Glenn Harmon Elementary School, 5700 Petra Drive, Arlington.
Mary Jo Sheppard Elementary School, 1701 FM 1187, Mansfield.
Annette Perry Elementary School, 1261 S. Main St., Mansfield.
“I am so proud of my incredible food service team for stepping up to the plate to create this process on a dime’s notice,” Denton said. “We want all the kids to know how much we miss them in our lunch lines. The service method is definitely nontraditional, but our meals still include all of their favorite ingredients – and we have even worked in some fun treats.”
BETHLEHEM BAPTIST CHURCH
While helping feed the community is nothing new for Bethlehem Baptist Church, Pastor Michael Evans and his congregation have upped their contributions in response to the many more in need thanks to coronavirus.
Serving meals from 10 a.m.-1 p.m. Wednesdays at the church, 1188 W. Broad St., Evans said they have provided meals for over 250 families through the past month.

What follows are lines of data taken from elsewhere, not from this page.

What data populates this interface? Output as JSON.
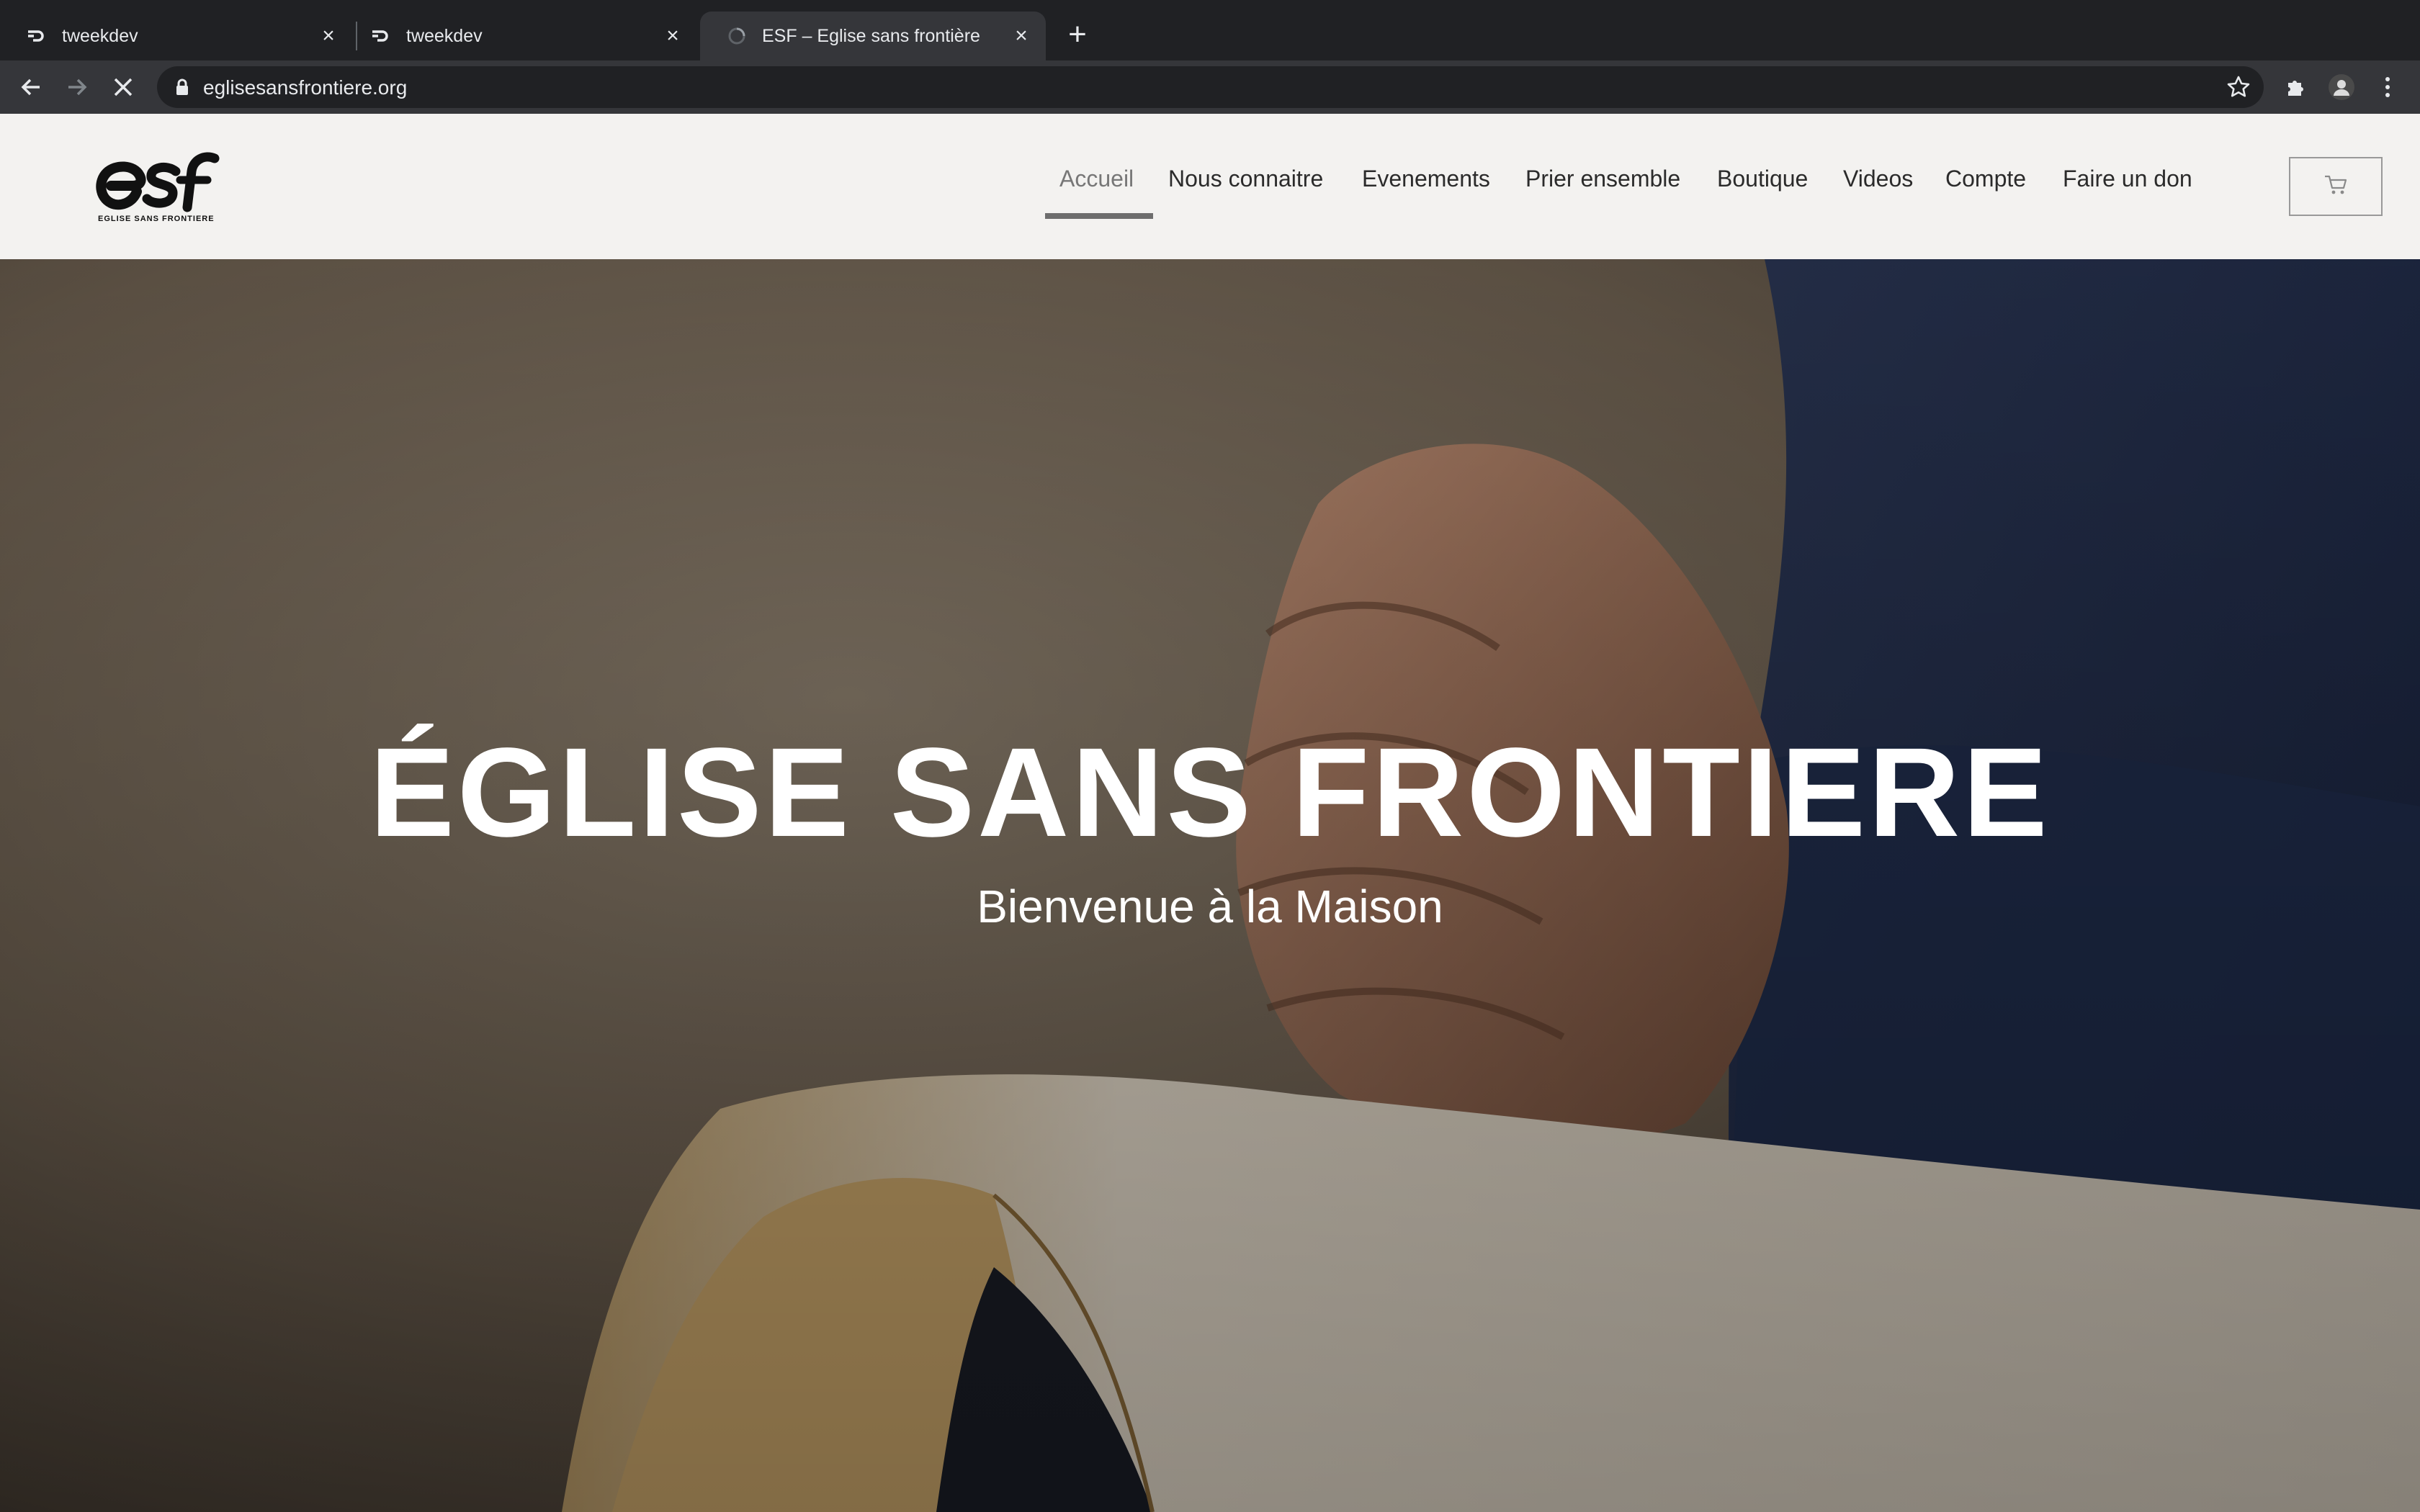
{
  "browser": {
    "tabs": [
      {
        "title": "tweekdev",
        "active": false
      },
      {
        "title": "tweekdev",
        "active": false
      },
      {
        "title": "ESF – Eglise sans frontière",
        "active": true
      }
    ],
    "url": "eglisesansfrontiere.org"
  },
  "site": {
    "logo_text": "EGLISE SANS FRONTIERE",
    "nav": [
      {
        "label": "Accueil",
        "active": true
      },
      {
        "label": "Nous connaitre"
      },
      {
        "label": "Evenements"
      },
      {
        "label": "Prier ensemble"
      },
      {
        "label": "Boutique"
      },
      {
        "label": "Videos"
      },
      {
        "label": "Compte"
      },
      {
        "label": "Faire un don"
      }
    ],
    "cart_icon": "cart-icon"
  },
  "hero": {
    "title": "ÉGLISE SANS FRONTIERE",
    "subtitle": "Bienvenue à la Maison"
  },
  "colors": {
    "chrome_dark": "#202124",
    "chrome_toolbar": "#35363a",
    "header_bg": "#f3f2f0",
    "hero_text": "#ffffff"
  }
}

The food comes from the Tarrant Area Food Bank, with the help of organizations such as Mansfield Cares and Common Ground, along with the church family, he said.
“We stock up the groceries in assembly line, cars drive up, and then we put the groceries in,” Evans said. “We’re all gloved up, we have our masks on, and we find ourselves consoling people.”

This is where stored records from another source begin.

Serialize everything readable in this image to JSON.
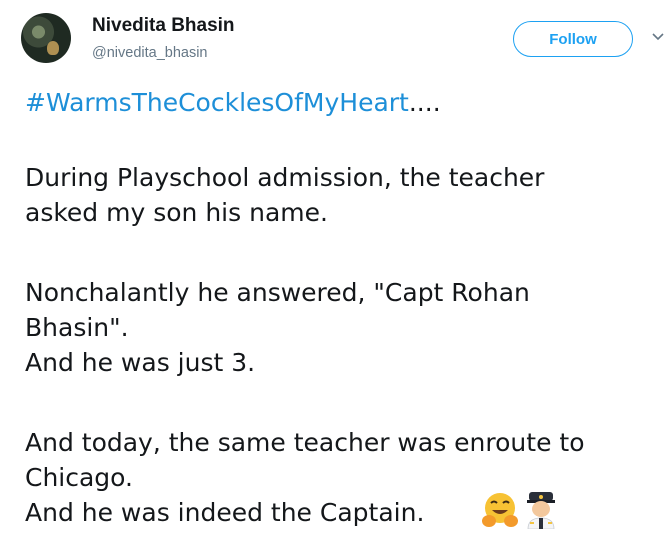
{
  "tweet": {
    "author_name": "Nivedita Bhasin",
    "author_handle": "@nivedita_bhasin",
    "follow_label": "Follow",
    "hashtag": "#WarmsTheCocklesOfMyHeart",
    "hashtag_suffix": "....",
    "paragraph1": [
      "During Playschool admission, the teacher",
      "asked my son his name."
    ],
    "paragraph2": [
      "Nonchalantly he answered, \"Capt Rohan",
      "Bhasin\".",
      "And he was just 3."
    ],
    "paragraph3": [
      "And today, the same teacher was enroute to",
      "Chicago.",
      "And he was indeed the Captain."
    ],
    "emojis": [
      "hugging-face-icon",
      "pilot-icon"
    ]
  },
  "colors": {
    "accent": "#1da1f2",
    "hashtag": "#1d8fd8",
    "text": "#14171a",
    "muted": "#657786"
  }
}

Evans said that even though the distribution times begin at 10 a.m., cars start lining up around 8 a.m.
“We’ve people driving up in BMWs, Mercedes, they’re just outdone. We tell them we’ll get through this – and we will. Mansfield pulls together,” he said. “It’s mind boggling. We had 98 cars this past Wednesday.”
Evans said church member Marilyn Harris is leading the project.

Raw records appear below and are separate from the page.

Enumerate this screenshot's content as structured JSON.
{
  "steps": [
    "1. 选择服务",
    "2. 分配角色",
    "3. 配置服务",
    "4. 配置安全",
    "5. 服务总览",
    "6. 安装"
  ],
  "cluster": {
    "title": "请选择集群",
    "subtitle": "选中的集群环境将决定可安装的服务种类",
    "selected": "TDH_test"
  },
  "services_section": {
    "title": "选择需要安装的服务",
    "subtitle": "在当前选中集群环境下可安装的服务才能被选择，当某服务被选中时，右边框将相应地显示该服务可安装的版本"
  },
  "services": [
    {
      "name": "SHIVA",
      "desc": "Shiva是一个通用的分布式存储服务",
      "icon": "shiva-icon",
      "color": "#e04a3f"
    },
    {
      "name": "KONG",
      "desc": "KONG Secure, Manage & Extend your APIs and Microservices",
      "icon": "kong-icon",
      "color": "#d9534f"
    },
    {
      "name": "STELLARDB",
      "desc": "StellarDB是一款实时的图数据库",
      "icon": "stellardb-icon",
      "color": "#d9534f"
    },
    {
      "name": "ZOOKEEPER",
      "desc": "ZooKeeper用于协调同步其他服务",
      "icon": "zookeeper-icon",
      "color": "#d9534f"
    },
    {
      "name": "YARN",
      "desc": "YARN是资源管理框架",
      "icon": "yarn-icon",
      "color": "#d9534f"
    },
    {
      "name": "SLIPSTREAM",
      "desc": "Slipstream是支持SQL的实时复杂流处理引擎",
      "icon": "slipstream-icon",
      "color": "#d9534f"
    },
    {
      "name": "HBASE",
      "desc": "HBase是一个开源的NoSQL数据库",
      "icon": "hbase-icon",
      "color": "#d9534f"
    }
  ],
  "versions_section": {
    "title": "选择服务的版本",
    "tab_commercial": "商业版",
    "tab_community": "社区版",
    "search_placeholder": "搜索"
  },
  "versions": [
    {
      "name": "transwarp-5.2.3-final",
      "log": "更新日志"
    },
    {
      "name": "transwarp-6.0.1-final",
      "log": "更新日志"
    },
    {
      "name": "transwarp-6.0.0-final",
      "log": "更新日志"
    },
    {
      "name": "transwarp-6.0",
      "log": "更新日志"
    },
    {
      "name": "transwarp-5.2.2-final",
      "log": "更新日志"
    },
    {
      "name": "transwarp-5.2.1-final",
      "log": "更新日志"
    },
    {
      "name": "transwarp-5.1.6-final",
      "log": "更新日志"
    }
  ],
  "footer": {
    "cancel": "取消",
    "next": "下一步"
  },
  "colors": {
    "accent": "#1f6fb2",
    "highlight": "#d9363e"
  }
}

El Primo’s restaurant owner Todd Tonore also serves on the Mansfield ISD Education Foundation Board. Being a man who makes his living through food, one thing caught his attention, approximately 15,000 of the 35,500 students in the district (43 percent) are on the free or reduced lunch plan.
When the district was shut down because of COVID-19, he knew these children would still need meals. So he and his restaurant joined in the effort, and have provided food for over 9,000 children in the past four weeks, Tonore said.
“It’s simply the right thing to do,” he said. “We have been blessed to have the financial ability to do this with the help of local business owners and private donations from many.”
Along with working alongside the MISD, El Primo’s has reached out elsewhere in the community to make sure folks remain fed, Tonore said. This includes having fed 850 hospital staff at Methodist Mansfield this past week, 350 nursing home staff at nine different facilities in Mansfield this week, with plans to feed 375 first responders next week.
The 9,000 youths served were pickup. All the others are delivered.
“I appreciate everyone that has helped us with this community service,” Tonore said. “We live in a great city with great people.”
COMMON GROUND NETWORK
Comprised of volunteers from churches, civic organizations and agencies that have one purpose – assisting under-resourced families in the community – the Common Ground Network has also joined in to help feed their neighbors.
“Mansfield takes care of our own. I feel very lucky to live here,” said Suzy Herrmann, co-chair of Common Ground’s Feed the Kids program.
Between the food they are providing and extra meals from the MISD, the organization has distributed about 1,000 bags in four weeks, with each bag containing four meals and some snacks, Herrmann said.
“These meals are meant so kids can fix them themselves,” she said. “Some parents are still working.
“Who could have ever imagined these times? We have to be there for each other.”
Common Ground is distributing meals from 4:30-6:30 p.m. Mondays and Wednesdays, at two locations each day. The schedule and locations for each day are:
Monday – 210 Smith St., a city parking lot; Creekwood Church West, 7701 FM 1187.
Wednesday – Walnut Ridge Baptist Church, 1201 SH 360; Inglesia Rebano Church, 7300 S. Cooper St.
The process is the same as with the MISD distribution, Herrmann said. Folks drive up, stay in the car, and if they have no kids with them they show proper documents. However, Herrmann said no one is going away hungry, even if they are from another city.
“The need is just rising continually,” she said. “Just show up at the locations and we’ll take care of you.”